At any rate, Qui-Gon becoming Obi-Wan in The Phantom Menace didn’t happen. Lucas changed his mind, rewrote the script yet again, and Qui-Gon and Obi-Wan remain distinctly separate characters to this day. So, when you watch Alec Guinness’s OG Obi-Wan yakking away at Luke, you can rest assured that off the various half-truths and outright lies he tells the farmboy, his real name ain’t one of them.

There’s an undeniable comfort in that, too. Obi-Wan spins enough “certain point of view” deceptions in the original Star Wars trilogy as it is; impersonating a dead man (however benign his reasons) starts to tip him over into pathological liar territory. Perhaps it’s better to preserve the noble-if-Machiavellian figure we know and love, rather than out him as a phony.

Still, imagine if Lucas had gone there? It would’ve completely changed Star Wars – and not just in 1999, but forever.

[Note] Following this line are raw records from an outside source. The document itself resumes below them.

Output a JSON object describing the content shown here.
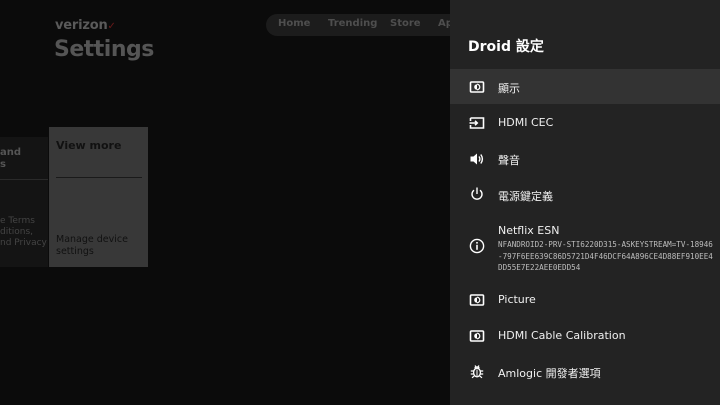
{
  "background": {
    "brand": "verizon",
    "title": "Settings",
    "nav": [
      "Home",
      "Trending",
      "Store",
      "Ap"
    ],
    "left_card": {
      "title": "and\ns",
      "text": "e Terms\nditions,\nnd Privacy"
    },
    "main_card": {
      "title": "View more",
      "text": "Manage device\nsettings"
    }
  },
  "panel": {
    "title": "Droid 設定",
    "items": [
      {
        "icon": "display-icon",
        "label": "顯示",
        "focused": true
      },
      {
        "icon": "hdmi-input-icon",
        "label": "HDMI CEC"
      },
      {
        "icon": "volume-icon",
        "label": "聲音"
      },
      {
        "icon": "power-icon",
        "label": "電源鍵定義"
      },
      {
        "icon": "info-icon",
        "label": "Netflix ESN",
        "desc": "NFANDROID2-PRV-STI6220D315-ASKEYSTREAM=TV-18946-797F6EE639C86D5721D4F46DCF64A896CE4D88EF910EE4DD55E7E22AEE0EDD54"
      },
      {
        "icon": "picture-icon",
        "label": "Picture"
      },
      {
        "icon": "calibration-icon",
        "label": "HDMI Cable Calibration"
      },
      {
        "icon": "bug-icon",
        "label": "Amlogic 開發者選項"
      }
    ]
  },
  "colors": {
    "panel_bg": "#232323",
    "focused_bg": "#333333",
    "screen_bg": "#000000"
  }
}
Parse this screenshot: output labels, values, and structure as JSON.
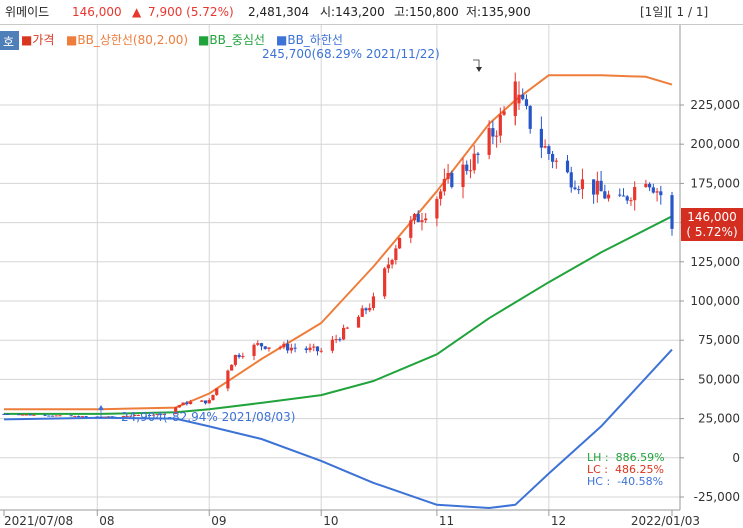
{
  "header": {
    "name": "위메이드",
    "price": "146,000",
    "change_arrow": "▲",
    "change": "7,900 (5.72%)",
    "volume": "2,481,304",
    "open": "시:143,200",
    "high": "고:150,800",
    "low": "저:135,900",
    "pager": "[1일][ 1 / 1]",
    "colors": {
      "up": "#e8372f",
      "down": "#2756c9"
    }
  },
  "toolbar": {
    "badge": "호"
  },
  "legend": {
    "price": "■가격",
    "upper": "■BB_상한선(80,2.00)",
    "middle": "■BB_중심선",
    "lower": "■BB_하한선",
    "colors": {
      "price": "#d9361f",
      "upper": "#ee7d3b",
      "middle": "#21a33c",
      "lower": "#3d73d6"
    }
  },
  "annotations": {
    "high": "245,700(68.29% 2021/11/22)",
    "low": "24,904(-82.94% 2021/08/03)"
  },
  "price_tag": {
    "value": "146,000",
    "change": "( 5.72%)",
    "color": "#d42e20"
  },
  "stats": {
    "lh": "LH :  886.59%",
    "lc": "LC :  486.25%",
    "hc": "HC :  -40.58%"
  },
  "chart_data": {
    "type": "candlestick",
    "x_tick_labels": [
      "2021/07/08",
      "08",
      "09",
      "10",
      "11",
      "12",
      "2022/01/03"
    ],
    "y_tick_labels": [
      "-25,000",
      "0",
      "25,000",
      "50,000",
      "75,000",
      "100,000",
      "125,000",
      "150,000",
      "175,000",
      "200,000",
      "225,000"
    ],
    "ylim": [
      -35000,
      262000
    ],
    "y_ticks": [
      -25000,
      0,
      25000,
      50000,
      75000,
      100000,
      125000,
      150000,
      175000,
      200000,
      225000
    ],
    "grid": true,
    "legend_position": "top-left",
    "series": [
      {
        "name": "가격",
        "kind": "candlestick",
        "description": "Daily OHLC candles, red = up day, blue = down day"
      },
      {
        "name": "BB_상한선(80,2.00)",
        "kind": "line",
        "x": [
          "2021-07-08",
          "2021-08-03",
          "2021-08-23",
          "2021-09-01",
          "2021-09-15",
          "2021-10-01",
          "2021-10-15",
          "2021-11-01",
          "2021-11-15",
          "2021-11-22",
          "2021-12-01",
          "2021-12-15",
          "2021-12-27",
          "2022-01-03"
        ],
        "y": [
          31000,
          31000,
          32000,
          41000,
          63000,
          86000,
          122000,
          170000,
          213000,
          228000,
          244000,
          244000,
          243000,
          238000
        ]
      },
      {
        "name": "BB_중심선",
        "kind": "line",
        "x": [
          "2021-07-08",
          "2021-08-03",
          "2021-08-23",
          "2021-09-01",
          "2021-09-15",
          "2021-10-01",
          "2021-10-15",
          "2021-11-01",
          "2021-11-15",
          "2021-12-01",
          "2021-12-15",
          "2022-01-03"
        ],
        "y": [
          28000,
          28000,
          29000,
          31000,
          35000,
          40000,
          49000,
          66000,
          89000,
          112000,
          131000,
          154000
        ]
      },
      {
        "name": "BB_하한선",
        "kind": "line",
        "x": [
          "2021-07-08",
          "2021-08-03",
          "2021-08-23",
          "2021-09-01",
          "2021-09-15",
          "2021-10-01",
          "2021-10-15",
          "2021-11-01",
          "2021-11-15",
          "2021-11-22",
          "2021-12-01",
          "2021-12-15",
          "2022-01-03"
        ],
        "y": [
          24500,
          25500,
          25000,
          20000,
          12000,
          -2000,
          -16000,
          -30000,
          -32000,
          -30000,
          -10000,
          20000,
          69000
        ]
      }
    ],
    "annotations": [
      {
        "text": "245,700(68.29% 2021/11/22)",
        "x": "2021-11-22",
        "y": 245700
      },
      {
        "text": "24,904(-82.94% 2021/08/03)",
        "x": "2021-08-03",
        "y": 24904
      }
    ],
    "last_value": {
      "price": 146000,
      "change_pct": 5.72
    }
  }
}
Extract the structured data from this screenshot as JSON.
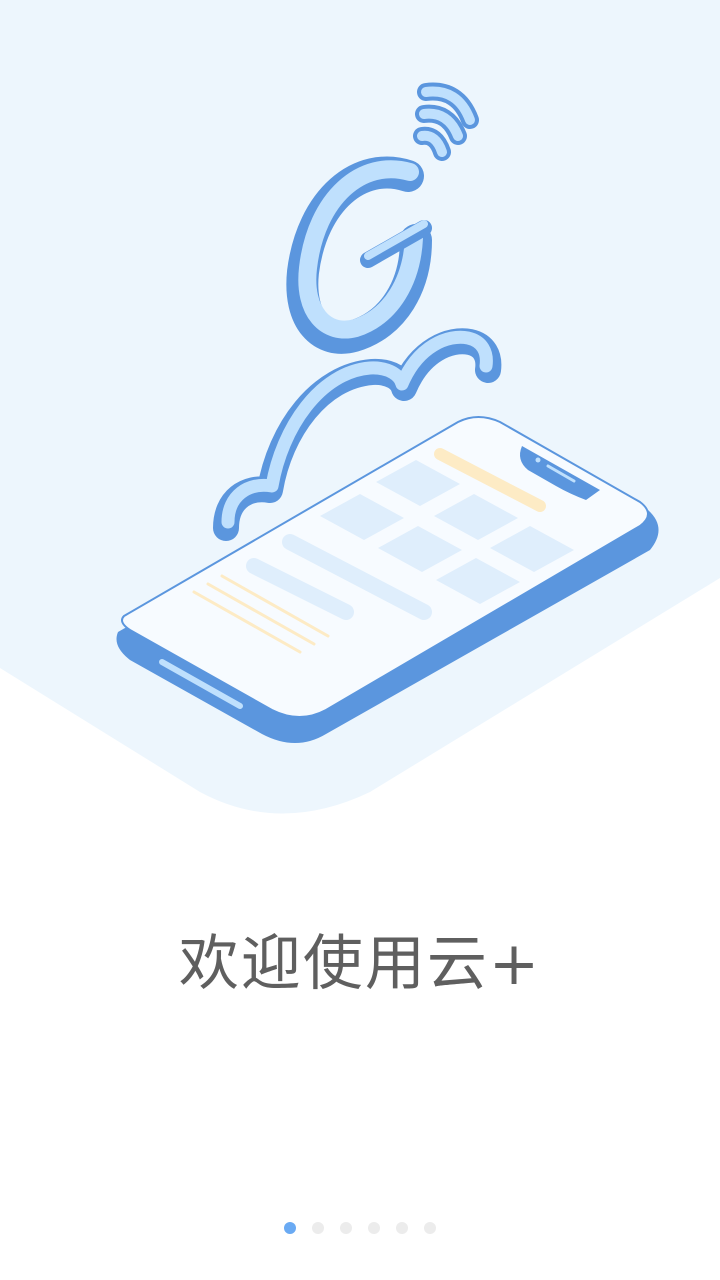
{
  "onboarding": {
    "title": "欢迎使用云+",
    "page_indicator": {
      "total": 6,
      "active_index": 0
    }
  },
  "hero_illustration": {
    "icon": "phone-with-cloud-signal-illustration",
    "colors": {
      "background_band": "#edf6fd",
      "accent_dark": "#5b96de",
      "accent_light": "#bfe0fd",
      "phone_screen": "#f7fbff",
      "tile": "#dfeefc",
      "highlight_line": "#fdebc5"
    }
  }
}
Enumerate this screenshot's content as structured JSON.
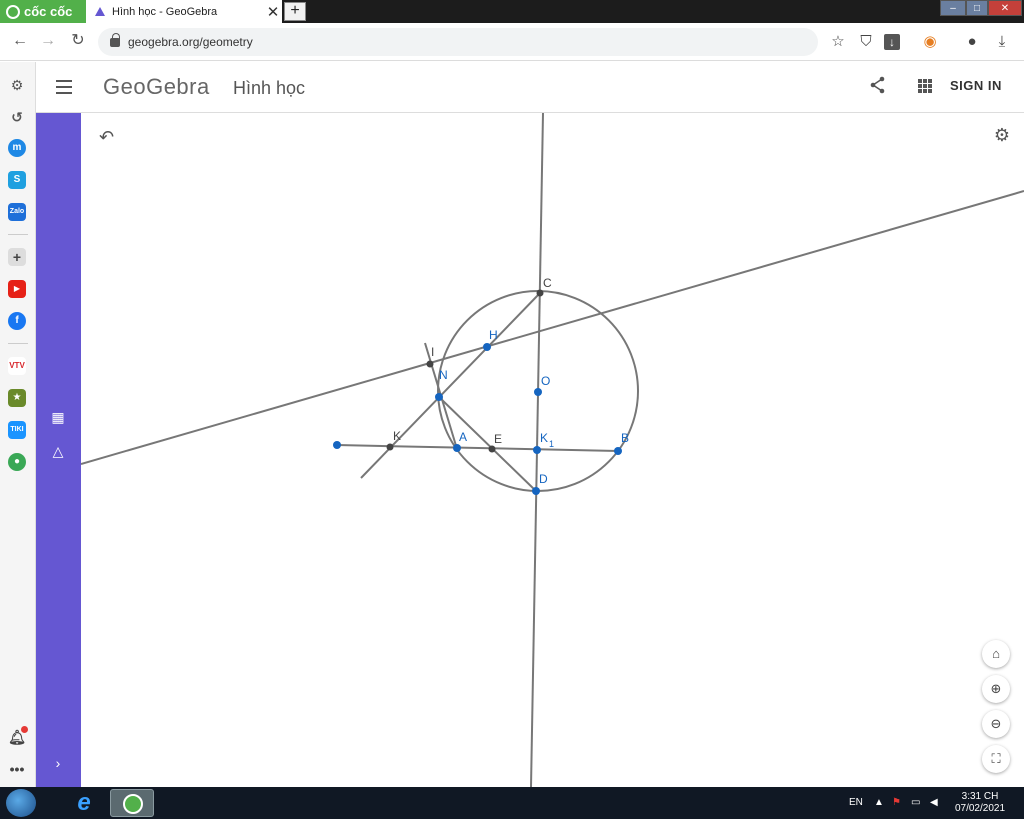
{
  "browser": {
    "brand": "cốc cốc",
    "tab_title": "Hình học - GeoGebra",
    "tab_close": "✕",
    "new_tab": "+",
    "url": "geogebra.org/geometry"
  },
  "header": {
    "logo": "GeoGebra",
    "app_name": "Hình học",
    "sign_in": "SIGN IN"
  },
  "sidebar": {
    "items": [
      {
        "name": "settings-icon",
        "color": "#555555",
        "glyph": "⚙"
      },
      {
        "name": "history-icon",
        "color": "#555555",
        "glyph": "↺"
      },
      {
        "name": "messenger-icon",
        "color": "#1e88e5",
        "glyph": "m"
      },
      {
        "name": "skype-icon",
        "color": "#1fa0e0",
        "glyph": "S"
      },
      {
        "name": "zalo-icon",
        "color": "#1e6fd9",
        "glyph": "Z"
      },
      {
        "name": "add-icon",
        "color": "#888888",
        "glyph": "+"
      },
      {
        "name": "youtube-icon",
        "color": "#e62117",
        "glyph": "▶"
      },
      {
        "name": "facebook-icon",
        "color": "#1877f2",
        "glyph": "f"
      },
      {
        "name": "vtv-icon",
        "color": "#d7262b",
        "glyph": "V"
      },
      {
        "name": "game-icon",
        "color": "#6a8a2a",
        "glyph": "★"
      },
      {
        "name": "tiki-icon",
        "color": "#1a94ff",
        "glyph": "T"
      },
      {
        "name": "map-icon",
        "color": "#3aa856",
        "glyph": "●"
      }
    ]
  },
  "geometry": {
    "point_labels": {
      "C": "C",
      "H": "H",
      "I": "I",
      "N": "N",
      "O": "O",
      "K": "K",
      "A": "A",
      "E": "E",
      "K1": "K",
      "K1_sub": "1",
      "B": "B",
      "D": "D"
    }
  },
  "taskbar": {
    "lang": "EN",
    "time": "3:31 CH",
    "date": "07/02/2021"
  },
  "colors": {
    "toolstrip": "#6557d2",
    "point_blue": "#1565c0",
    "point_dark": "#444444",
    "line_gray": "#777777"
  }
}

Get ready for everything coming up with our guide to upcoming Star Wars movies & TV shows, dive into the past with our Star Wars watch order, or debate on which was the best with our ranked list of the best (and worst) Star Wars movies.